Sovereignty over the Falkland Islands, which Buenos Aires refers to as Islas Malvinas, has long been disputed by both Argentina and the UK. The islands were given full British citizenship in 1983, following the UK’s victory in the Falklands War. However, Tierra del Fuego governor Gustavo Melella has shared his fury at a new “pro-British movement”, as he lashed out at a sector of the Argentine opposition.
He denounced the movement, claiming they were “trying to normalise the occupation” of what he called “our country”.
Mr Melella wrote on Twitter: “I want to express my rejection of the advance of the ‘pro-British’ movement by a sector of the opposition, which is against the sovereign rights of our country over the Malvinas and the South Atlantic Islands.

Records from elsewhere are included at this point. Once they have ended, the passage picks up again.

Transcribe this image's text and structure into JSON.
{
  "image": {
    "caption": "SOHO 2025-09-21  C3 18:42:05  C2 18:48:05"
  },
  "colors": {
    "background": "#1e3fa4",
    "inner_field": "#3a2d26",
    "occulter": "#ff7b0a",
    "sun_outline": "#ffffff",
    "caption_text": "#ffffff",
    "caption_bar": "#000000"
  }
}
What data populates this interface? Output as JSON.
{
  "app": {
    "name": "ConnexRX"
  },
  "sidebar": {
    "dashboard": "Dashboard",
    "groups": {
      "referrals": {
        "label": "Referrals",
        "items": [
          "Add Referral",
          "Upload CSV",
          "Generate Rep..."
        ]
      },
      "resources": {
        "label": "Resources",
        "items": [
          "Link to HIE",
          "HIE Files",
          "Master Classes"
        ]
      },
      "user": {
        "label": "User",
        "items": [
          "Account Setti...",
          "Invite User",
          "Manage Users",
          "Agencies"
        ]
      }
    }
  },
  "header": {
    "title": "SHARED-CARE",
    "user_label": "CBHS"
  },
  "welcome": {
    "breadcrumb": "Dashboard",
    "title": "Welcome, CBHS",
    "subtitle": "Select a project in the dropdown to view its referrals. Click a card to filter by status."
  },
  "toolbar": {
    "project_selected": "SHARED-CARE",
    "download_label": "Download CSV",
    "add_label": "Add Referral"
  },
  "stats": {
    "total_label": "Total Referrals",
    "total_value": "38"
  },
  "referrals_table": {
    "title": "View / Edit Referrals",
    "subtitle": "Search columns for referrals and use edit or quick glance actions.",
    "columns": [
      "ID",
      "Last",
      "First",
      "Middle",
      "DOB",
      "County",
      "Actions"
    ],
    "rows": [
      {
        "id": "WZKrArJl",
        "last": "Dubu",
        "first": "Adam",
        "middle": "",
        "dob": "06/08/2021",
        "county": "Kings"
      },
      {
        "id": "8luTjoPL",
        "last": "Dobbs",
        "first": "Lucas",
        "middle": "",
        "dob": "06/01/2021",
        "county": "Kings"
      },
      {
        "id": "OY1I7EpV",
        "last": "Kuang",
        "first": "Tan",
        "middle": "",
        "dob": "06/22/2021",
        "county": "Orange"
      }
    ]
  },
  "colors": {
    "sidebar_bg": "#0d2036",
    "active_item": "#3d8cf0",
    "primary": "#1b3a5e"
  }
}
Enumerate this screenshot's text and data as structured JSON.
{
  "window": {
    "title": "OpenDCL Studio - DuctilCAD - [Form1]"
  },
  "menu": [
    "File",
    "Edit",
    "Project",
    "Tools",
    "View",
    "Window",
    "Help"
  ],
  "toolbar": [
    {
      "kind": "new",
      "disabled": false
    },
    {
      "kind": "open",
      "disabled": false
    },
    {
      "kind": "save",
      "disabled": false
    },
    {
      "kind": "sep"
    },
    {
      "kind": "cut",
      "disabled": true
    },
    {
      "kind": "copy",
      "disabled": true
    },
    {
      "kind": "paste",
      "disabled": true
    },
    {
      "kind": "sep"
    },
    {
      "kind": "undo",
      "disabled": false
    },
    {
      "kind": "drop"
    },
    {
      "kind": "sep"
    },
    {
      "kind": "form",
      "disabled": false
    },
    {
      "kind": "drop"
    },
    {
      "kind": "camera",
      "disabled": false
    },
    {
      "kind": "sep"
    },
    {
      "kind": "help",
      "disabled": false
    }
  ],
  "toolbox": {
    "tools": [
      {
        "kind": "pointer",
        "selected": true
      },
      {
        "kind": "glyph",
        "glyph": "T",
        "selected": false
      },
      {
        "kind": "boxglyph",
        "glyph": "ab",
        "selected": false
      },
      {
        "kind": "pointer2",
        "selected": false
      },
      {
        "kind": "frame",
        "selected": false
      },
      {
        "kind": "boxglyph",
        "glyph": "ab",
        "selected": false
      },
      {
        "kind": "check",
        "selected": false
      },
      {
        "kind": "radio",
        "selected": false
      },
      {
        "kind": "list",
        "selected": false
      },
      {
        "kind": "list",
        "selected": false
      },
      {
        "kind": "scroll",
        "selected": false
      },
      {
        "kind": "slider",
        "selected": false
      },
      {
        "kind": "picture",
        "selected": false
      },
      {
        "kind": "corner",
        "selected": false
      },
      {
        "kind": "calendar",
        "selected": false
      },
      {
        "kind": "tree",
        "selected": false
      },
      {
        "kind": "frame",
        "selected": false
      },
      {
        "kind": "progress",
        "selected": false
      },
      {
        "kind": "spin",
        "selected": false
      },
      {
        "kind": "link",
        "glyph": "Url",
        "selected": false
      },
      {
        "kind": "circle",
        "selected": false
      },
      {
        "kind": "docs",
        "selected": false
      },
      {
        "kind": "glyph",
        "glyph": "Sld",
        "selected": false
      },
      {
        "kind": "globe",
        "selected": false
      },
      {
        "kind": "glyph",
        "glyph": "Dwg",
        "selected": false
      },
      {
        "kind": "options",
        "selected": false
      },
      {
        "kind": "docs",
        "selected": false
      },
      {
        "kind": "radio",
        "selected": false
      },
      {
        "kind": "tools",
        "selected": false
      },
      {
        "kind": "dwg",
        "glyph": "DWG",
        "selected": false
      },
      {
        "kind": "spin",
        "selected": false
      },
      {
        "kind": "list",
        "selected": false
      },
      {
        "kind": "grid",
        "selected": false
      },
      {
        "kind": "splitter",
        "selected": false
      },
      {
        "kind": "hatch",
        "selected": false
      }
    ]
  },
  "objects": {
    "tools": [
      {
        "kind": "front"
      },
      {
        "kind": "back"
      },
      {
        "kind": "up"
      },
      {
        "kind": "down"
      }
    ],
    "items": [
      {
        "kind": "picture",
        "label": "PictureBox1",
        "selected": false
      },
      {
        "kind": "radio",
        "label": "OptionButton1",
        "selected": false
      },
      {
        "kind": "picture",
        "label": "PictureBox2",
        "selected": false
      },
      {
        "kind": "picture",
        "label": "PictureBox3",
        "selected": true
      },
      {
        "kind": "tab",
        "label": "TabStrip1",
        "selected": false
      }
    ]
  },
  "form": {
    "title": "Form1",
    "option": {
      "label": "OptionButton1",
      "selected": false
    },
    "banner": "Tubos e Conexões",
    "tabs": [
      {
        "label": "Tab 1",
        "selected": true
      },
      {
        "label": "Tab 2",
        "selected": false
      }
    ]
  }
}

“These statements respond to the pro-British stance of an opposition sector linked to the policy carried out by Macri, trying to normalise the occupation of our territory, claiming a surrender policy.
“The Argentine people are very clear about the Malvinas belonging to their territory, and for the residents of Tierra del Fuego in particular, this national cause is part of our DNA.
“We must be united in the face of this advance of the right, so as not to suffer again the ravages of a foreign policy at the service of colonialism.”
Former Argentine president Mauricio Macri, who is the leader of the opposing Republican Proposal Party, responded that this was not the aim of the movement.
Mr Melella did not give any specific examples of whom he believed was “pro-British” within the moment.
However, he alluded to comments recently made by Sabrina Ajmechet, a candidate for the National Assembly.
And last week, Argentine literary and cultural critic Beatriz Sarlo added to the controversy.
She said: “When people say the Malvinas belong to Argentina, they don’t sit down for a minute to think if they are Argentine or not, or what the Malvinas are.
“Galtieri sent soldiers to the Malvinas and that was a national psychotic act.”
She was referring to Leopoldo Fortunato Galtieri Castelli, who was the President of Argentina from December 1981 to June 1982, during the last military dictatorship.
All their comments sparked outrage over claims they were taking the side of the British – particularly from war veterans and family members of those killed in the Falklands War.
Additional reporting by Maria Ortega.